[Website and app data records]
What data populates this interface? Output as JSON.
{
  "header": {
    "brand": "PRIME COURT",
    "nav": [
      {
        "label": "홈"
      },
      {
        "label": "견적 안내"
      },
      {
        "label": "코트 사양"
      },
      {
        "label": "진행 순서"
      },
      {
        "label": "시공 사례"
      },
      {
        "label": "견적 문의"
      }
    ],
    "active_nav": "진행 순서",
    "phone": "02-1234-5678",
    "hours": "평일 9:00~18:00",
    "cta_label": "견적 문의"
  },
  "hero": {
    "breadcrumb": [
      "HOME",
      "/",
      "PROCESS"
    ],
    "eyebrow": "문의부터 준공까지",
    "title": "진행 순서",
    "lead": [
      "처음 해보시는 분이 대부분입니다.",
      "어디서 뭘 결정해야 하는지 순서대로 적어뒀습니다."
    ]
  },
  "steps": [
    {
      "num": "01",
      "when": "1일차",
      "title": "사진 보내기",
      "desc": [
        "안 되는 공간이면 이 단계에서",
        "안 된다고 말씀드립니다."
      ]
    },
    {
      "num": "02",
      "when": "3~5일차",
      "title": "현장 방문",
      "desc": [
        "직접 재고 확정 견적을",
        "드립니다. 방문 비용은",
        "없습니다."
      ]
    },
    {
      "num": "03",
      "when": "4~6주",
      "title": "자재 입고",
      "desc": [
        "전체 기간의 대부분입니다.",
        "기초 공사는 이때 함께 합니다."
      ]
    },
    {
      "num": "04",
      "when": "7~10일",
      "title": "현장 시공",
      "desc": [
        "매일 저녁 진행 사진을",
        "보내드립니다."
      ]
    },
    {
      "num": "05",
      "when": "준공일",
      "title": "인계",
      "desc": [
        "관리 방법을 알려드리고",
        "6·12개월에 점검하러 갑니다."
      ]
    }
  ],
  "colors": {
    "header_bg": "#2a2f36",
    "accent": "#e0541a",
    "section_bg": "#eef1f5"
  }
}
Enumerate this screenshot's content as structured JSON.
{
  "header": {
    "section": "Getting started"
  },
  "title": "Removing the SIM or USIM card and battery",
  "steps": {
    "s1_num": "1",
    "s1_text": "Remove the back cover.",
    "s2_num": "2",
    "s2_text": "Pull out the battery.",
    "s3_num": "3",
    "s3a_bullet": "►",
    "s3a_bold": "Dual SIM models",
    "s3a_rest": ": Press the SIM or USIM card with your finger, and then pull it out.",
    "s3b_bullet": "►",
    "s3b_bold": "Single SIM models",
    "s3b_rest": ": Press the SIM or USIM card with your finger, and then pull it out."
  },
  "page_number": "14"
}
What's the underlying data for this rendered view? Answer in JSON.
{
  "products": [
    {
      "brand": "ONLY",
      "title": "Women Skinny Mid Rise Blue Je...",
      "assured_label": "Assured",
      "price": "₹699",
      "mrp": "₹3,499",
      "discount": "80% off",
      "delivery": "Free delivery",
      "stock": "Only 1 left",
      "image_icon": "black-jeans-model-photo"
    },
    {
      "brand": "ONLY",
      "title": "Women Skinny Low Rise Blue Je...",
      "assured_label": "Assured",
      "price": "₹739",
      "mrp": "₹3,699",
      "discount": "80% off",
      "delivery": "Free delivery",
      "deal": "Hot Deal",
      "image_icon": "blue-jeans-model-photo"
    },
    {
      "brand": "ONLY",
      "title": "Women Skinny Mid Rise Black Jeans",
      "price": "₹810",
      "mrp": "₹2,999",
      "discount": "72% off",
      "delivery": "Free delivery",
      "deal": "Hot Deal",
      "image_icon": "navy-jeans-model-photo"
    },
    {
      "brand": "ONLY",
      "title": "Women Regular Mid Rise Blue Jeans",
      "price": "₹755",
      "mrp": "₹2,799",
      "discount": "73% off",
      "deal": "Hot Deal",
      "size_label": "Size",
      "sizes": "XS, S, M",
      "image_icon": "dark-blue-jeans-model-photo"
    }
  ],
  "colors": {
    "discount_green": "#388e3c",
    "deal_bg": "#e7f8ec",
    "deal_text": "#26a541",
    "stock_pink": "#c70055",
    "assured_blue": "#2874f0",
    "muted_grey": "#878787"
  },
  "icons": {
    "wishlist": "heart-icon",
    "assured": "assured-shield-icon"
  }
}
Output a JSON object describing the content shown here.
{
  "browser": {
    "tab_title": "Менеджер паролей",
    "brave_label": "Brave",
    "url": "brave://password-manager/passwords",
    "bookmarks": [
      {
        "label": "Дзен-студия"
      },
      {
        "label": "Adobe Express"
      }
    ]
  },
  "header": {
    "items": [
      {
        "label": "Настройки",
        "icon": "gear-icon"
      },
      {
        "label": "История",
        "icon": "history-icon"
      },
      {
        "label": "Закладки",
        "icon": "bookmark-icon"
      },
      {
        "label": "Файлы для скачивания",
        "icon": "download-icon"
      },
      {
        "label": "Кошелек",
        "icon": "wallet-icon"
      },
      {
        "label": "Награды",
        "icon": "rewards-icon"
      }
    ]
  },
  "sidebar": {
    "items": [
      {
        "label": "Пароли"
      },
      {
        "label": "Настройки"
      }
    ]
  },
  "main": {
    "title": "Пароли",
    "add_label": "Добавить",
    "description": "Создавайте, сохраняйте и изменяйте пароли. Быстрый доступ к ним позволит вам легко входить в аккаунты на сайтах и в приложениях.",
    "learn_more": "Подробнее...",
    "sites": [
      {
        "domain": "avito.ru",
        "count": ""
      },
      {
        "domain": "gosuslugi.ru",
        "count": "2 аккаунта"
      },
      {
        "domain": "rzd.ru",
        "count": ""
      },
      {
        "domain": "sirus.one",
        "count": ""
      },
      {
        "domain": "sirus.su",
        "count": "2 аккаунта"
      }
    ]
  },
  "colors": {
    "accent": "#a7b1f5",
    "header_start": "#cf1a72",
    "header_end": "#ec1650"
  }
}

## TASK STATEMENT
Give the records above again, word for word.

## YOUR SOLUTION
What data populates this interface? Output as JSON.
{
  "header": {
    "brand": "PRIME COURT",
    "nav": [
      {
        "label": "홈"
      },
      {
        "label": "견적 안내"
      },
      {
        "label": "코트 사양"
      },
      {
        "label": "진행 순서"
      },
      {
        "label": "시공 사례"
      },
      {
        "label": "견적 문의"
      }
    ],
    "active_nav": "진행 순서",
    "phone": "02-1234-5678",
    "hours": "평일 9:00~18:00",
    "cta_label": "견적 문의"
  },
  "hero": {
    "breadcrumb": [
      "HOME",
      "/",
      "PROCESS"
    ],
    "eyebrow": "문의부터 준공까지",
    "title": "진행 순서",
    "lead": [
      "처음 해보시는 분이 대부분입니다.",
      "어디서 뭘 결정해야 하는지 순서대로 적어뒀습니다."
    ]
  },
  "steps": [
    {
      "num": "01",
      "when": "1일차",
      "title": "사진 보내기",
      "desc": [
        "안 되는 공간이면 이 단계에서",
        "안 된다고 말씀드립니다."
      ]
    },
    {
      "num": "02",
      "when": "3~5일차",
      "title": "현장 방문",
      "desc": [
        "직접 재고 확정 견적을",
        "드립니다. 방문 비용은",
        "없습니다."
      ]
    },
    {
      "num": "03",
      "when": "4~6주",
      "title": "자재 입고",
      "desc": [
        "전체 기간의 대부분입니다.",
        "기초 공사는 이때 함께 합니다."
      ]
    },
    {
      "num": "04",
      "when": "7~10일",
      "title": "현장 시공",
      "desc": [
        "매일 저녁 진행 사진을",
        "보내드립니다."
      ]
    },
    {
      "num": "05",
      "when": "준공일",
      "title": "인계",
      "desc": [
        "관리 방법을 알려드리고",
        "6·12개월에 점검하러 갑니다."
      ]
    }
  ],
  "colors": {
    "header_bg": "#2a2f36",
    "accent": "#e0541a",
    "section_bg": "#eef1f5"
  }
}
Enumerate this screenshot's content as structured JSON.
{
  "header": {
    "section": "Getting started"
  },
  "title": "Removing the SIM or USIM card and battery",
  "steps": {
    "s1_num": "1",
    "s1_text": "Remove the back cover.",
    "s2_num": "2",
    "s2_text": "Pull out the battery.",
    "s3_num": "3",
    "s3a_bullet": "►",
    "s3a_bold": "Dual SIM models",
    "s3a_rest": ": Press the SIM or USIM card with your finger, and then pull it out.",
    "s3b_bullet": "►",
    "s3b_bold": "Single SIM models",
    "s3b_rest": ": Press the SIM or USIM card with your finger, and then pull it out."
  },
  "page_number": "14"
}
What's the underlying data for this rendered view? Answer in JSON.
{
  "products": [
    {
      "brand": "ONLY",
      "title": "Women Skinny Mid Rise Blue Je...",
      "assured_label": "Assured",
      "price": "₹699",
      "mrp": "₹3,499",
      "discount": "80% off",
      "delivery": "Free delivery",
      "stock": "Only 1 left",
      "image_icon": "black-jeans-model-photo"
    },
    {
      "brand": "ONLY",
      "title": "Women Skinny Low Rise Blue Je...",
      "assured_label": "Assured",
      "price": "₹739",
      "mrp": "₹3,699",
      "discount": "80% off",
      "delivery": "Free delivery",
      "deal": "Hot Deal",
      "image_icon": "blue-jeans-model-photo"
    },
    {
      "brand": "ONLY",
      "title": "Women Skinny Mid Rise Black Jeans",
      "price": "₹810",
      "mrp": "₹2,999",
      "discount": "72% off",
      "delivery": "Free delivery",
      "deal": "Hot Deal",
      "image_icon": "navy-jeans-model-photo"
    },
    {
      "brand": "ONLY",
      "title": "Women Regular Mid Rise Blue Jeans",
      "price": "₹755",
      "mrp": "₹2,799",
      "discount": "73% off",
      "deal": "Hot Deal",
      "size_label": "Size",
      "sizes": "XS, S, M",
      "image_icon": "dark-blue-jeans-model-photo"
    }
  ],
  "colors": {
    "discount_green": "#388e3c",
    "deal_bg": "#e7f8ec",
    "deal_text": "#26a541",
    "stock_pink": "#c70055",
    "assured_blue": "#2874f0",
    "muted_grey": "#878787"
  },
  "icons": {
    "wishlist": "heart-icon",
    "assured": "assured-shield-icon"
  }
}
Output a JSON object describing the content shown here.
{
  "browser": {
    "tab_title": "Менеджер паролей",
    "brave_label": "Brave",
    "url": "brave://password-manager/passwords",
    "bookmarks": [
      {
        "label": "Дзен-студия"
      },
      {
        "label": "Adobe Express"
      }
    ]
  },
  "header": {
    "items": [
      {
        "label": "Настройки",
        "icon": "gear-icon"
      },
      {
        "label": "История",
        "icon": "history-icon"
      },
      {
        "label": "Закладки",
        "icon": "bookmark-icon"
      },
      {
        "label": "Файлы для скачивания",
        "icon": "download-icon"
      },
      {
        "label": "Кошелек",
        "icon": "wallet-icon"
      },
      {
        "label": "Награды",
        "icon": "rewards-icon"
      }
    ]
  },
  "sidebar": {
    "items": [
      {
        "label": "Пароли"
      },
      {
        "label": "Настройки"
      }
    ]
  },
  "main": {
    "title": "Пароли",
    "add_label": "Добавить",
    "description": "Создавайте, сохраняйте и изменяйте пароли. Быстрый доступ к ним позволит вам легко входить в аккаунты на сайтах и в приложениях.",
    "learn_more": "Подробнее...",
    "sites": [
      {
        "domain": "avito.ru",
        "count": ""
      },
      {
        "domain": "gosuslugi.ru",
        "count": "2 аккаунта"
      },
      {
        "domain": "rzd.ru",
        "count": ""
      },
      {
        "domain": "sirus.one",
        "count": ""
      },
      {
        "domain": "sirus.su",
        "count": "2 аккаунта"
      }
    ]
  },
  "colors": {
    "accent": "#a7b1f5",
    "header_start": "#cf1a72",
    "header_end": "#ec1650"
  }
}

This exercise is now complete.